• YOUR GOAL: Would you please copy every line from the records that contains the word "StateController"?

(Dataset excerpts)
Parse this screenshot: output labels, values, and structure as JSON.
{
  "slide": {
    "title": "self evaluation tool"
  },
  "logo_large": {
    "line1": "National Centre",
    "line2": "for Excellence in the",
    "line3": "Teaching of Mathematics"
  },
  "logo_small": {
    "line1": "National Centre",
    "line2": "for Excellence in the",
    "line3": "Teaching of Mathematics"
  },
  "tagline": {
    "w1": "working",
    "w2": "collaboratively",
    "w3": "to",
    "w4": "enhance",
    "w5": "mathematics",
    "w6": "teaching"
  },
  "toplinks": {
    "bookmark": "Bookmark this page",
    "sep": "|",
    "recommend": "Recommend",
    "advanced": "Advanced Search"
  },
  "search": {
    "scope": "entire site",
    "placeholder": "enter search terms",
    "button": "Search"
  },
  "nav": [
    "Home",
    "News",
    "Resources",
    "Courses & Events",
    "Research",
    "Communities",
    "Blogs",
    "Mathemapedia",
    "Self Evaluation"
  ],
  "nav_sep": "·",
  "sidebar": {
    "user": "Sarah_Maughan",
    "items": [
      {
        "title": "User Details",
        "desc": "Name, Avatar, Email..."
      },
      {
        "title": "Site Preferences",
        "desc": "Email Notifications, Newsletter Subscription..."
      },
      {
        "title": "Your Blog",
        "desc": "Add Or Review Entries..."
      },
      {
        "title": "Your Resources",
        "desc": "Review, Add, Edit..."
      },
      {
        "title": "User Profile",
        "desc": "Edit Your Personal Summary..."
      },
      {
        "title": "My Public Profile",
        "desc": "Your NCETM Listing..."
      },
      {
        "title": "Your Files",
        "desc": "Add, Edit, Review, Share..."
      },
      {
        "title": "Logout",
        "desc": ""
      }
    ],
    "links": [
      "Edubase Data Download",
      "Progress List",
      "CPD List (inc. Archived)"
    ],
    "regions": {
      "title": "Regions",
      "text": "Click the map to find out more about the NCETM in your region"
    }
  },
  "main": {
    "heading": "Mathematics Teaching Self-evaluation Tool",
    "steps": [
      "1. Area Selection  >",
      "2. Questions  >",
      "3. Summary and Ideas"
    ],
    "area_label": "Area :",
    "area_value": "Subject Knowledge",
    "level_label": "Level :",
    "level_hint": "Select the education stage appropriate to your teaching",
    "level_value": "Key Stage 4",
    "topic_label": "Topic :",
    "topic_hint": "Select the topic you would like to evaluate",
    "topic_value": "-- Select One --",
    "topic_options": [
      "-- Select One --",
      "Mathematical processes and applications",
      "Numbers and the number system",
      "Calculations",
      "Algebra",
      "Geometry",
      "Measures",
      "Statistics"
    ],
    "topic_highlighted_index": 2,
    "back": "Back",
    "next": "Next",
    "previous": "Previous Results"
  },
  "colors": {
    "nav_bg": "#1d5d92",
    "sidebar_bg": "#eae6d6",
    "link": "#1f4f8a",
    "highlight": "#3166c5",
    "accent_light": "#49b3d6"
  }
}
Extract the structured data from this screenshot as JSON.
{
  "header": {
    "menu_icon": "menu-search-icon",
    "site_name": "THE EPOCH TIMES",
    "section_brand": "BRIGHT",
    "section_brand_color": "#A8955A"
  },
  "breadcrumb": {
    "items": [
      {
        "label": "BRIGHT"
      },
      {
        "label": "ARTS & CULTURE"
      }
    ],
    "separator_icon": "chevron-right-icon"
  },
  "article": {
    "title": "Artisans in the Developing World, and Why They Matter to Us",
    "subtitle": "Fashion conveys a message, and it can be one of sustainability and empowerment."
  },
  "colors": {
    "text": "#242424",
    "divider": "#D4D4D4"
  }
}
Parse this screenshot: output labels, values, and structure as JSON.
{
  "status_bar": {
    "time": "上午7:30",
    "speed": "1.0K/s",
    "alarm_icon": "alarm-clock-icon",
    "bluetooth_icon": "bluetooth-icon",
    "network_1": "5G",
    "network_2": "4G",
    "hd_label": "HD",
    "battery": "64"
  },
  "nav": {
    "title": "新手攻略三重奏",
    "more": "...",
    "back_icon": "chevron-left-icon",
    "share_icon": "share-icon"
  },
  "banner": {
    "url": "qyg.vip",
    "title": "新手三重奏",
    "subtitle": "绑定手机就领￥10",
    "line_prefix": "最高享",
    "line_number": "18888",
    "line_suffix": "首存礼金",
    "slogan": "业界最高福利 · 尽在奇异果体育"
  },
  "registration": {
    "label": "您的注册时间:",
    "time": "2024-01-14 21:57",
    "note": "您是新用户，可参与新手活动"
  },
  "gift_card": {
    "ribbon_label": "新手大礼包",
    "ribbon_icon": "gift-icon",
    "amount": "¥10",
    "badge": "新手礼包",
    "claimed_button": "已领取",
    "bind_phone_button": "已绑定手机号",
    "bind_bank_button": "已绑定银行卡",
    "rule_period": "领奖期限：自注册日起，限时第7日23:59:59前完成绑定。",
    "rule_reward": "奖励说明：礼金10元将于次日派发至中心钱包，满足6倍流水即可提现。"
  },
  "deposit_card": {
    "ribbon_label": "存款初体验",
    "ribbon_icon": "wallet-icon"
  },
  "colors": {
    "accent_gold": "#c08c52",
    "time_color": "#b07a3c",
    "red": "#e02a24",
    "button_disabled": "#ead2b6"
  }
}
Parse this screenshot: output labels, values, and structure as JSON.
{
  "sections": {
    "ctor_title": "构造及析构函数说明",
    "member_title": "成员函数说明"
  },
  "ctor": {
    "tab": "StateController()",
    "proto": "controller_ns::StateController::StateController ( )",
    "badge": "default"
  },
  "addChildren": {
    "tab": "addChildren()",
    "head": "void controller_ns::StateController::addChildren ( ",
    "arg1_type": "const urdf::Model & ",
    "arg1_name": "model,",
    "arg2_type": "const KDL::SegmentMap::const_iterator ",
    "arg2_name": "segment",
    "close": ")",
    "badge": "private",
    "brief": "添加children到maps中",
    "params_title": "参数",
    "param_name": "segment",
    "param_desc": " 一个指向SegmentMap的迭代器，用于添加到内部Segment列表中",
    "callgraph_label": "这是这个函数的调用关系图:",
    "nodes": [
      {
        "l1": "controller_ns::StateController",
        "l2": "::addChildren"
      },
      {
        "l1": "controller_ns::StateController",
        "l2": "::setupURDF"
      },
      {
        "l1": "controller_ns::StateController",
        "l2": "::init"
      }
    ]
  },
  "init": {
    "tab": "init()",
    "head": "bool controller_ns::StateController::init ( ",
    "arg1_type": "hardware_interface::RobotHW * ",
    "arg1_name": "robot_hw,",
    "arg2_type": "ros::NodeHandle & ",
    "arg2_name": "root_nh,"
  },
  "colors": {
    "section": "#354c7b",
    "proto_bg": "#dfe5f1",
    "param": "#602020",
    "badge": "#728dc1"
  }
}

• OUTPUT OF THE TASK:
    "tab": "StateController()",
    "proto": "controller_ns::StateController::StateController ( )",
    "head": "void controller_ns::StateController::addChildren ( ",
        "l1": "controller_ns::StateController",
        "l1": "controller_ns::StateController",
        "l1": "controller_ns::StateController",
    "head": "bool controller_ns::StateController::init ( ",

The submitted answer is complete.